"Angels on Toast" by Dawn Powell
This book came up passing in some article I read online. I don't remember the thrust of the article, but the author said somewhere that Angels on Toast was one of the best stories about a bad marriage, like ever. So I requested it through my local library.
I got it about a week later. If I can use the speed with which a book reaches my branch through the TPL system to judge its popularity, I would have to say this book is not popular. But it's a spurious statistic, I know. The introduction by Gore Vidal discusses how popular Dawn Powell should have been, but I can sort of see why she's not. Her characters are middle class, and they are mocked mercilessly. People might see themselves a little too much in these characters -- their hopes and dreams and why they fail. It's like nagging, maybe, to read about why we fail.
I had a hard time remembering which of the two main male characters, Lou and Jay, was which. I didn't have a similar problem with the female characters. The two men seemed to be pretty much the same, whereas the women that were around them were much more distinct. I read about 35 pages, and then put the book down for maybe 10 days before going back to it, because it was making me uncomfortable. I don't like books that make me uncomfortable, especially when I know I can't flip to the back and read the ending and make sure it's all going to come out okay, so I can return to my place and enjoy the ride.
The book was published in 1940, and there are lots of allusions to the troubles in Europe at the time.
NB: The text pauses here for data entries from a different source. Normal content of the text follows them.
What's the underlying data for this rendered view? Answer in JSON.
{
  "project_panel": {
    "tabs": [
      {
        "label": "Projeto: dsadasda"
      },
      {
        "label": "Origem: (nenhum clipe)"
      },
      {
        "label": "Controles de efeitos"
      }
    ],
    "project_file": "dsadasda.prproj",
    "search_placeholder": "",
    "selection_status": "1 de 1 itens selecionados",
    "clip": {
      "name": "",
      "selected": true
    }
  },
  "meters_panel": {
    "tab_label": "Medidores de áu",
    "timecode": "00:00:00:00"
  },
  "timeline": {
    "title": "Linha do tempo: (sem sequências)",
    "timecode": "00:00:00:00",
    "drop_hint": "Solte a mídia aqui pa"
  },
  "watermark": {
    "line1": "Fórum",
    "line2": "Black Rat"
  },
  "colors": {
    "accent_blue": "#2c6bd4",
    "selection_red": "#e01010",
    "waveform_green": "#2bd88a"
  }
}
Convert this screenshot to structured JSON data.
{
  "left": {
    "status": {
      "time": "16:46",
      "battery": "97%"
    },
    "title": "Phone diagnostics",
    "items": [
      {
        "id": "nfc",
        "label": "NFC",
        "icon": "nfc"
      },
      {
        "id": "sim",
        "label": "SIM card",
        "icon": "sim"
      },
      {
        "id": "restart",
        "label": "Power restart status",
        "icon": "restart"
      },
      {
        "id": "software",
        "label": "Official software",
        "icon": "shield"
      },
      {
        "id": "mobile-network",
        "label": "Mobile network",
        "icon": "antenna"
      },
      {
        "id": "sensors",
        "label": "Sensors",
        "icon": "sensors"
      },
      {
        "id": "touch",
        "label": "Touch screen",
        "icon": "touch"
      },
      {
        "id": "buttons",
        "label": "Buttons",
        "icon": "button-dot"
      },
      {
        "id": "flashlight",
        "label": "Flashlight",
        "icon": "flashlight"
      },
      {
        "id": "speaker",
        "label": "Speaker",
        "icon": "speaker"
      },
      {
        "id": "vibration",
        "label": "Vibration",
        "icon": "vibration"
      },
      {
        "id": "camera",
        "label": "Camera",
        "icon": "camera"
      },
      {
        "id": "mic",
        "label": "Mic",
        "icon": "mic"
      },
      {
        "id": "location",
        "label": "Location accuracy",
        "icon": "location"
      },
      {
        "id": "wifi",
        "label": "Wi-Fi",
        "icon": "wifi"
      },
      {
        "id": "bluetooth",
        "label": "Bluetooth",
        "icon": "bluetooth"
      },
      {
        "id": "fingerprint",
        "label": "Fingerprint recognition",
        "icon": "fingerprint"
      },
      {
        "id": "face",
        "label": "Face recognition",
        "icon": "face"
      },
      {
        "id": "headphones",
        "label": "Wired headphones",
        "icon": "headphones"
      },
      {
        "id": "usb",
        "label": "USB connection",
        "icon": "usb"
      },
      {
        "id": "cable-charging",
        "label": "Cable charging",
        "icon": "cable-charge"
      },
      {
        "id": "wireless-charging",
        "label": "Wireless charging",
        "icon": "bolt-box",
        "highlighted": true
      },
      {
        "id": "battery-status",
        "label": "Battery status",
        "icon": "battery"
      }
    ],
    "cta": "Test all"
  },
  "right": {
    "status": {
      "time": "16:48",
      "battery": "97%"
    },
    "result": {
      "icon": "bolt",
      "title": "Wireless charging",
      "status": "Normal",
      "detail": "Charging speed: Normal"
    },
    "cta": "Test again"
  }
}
One of the characters is a woman who claims to be from Russia and can't go back because she's a jew or something, and yet can't stay in America unless someone marries her. Also, I gather people drank rather a lot back then.
I quite liked the ending because it was a surprise. I liked the use of time. I never really got what the title meant, even though I googled it. That annoyed me.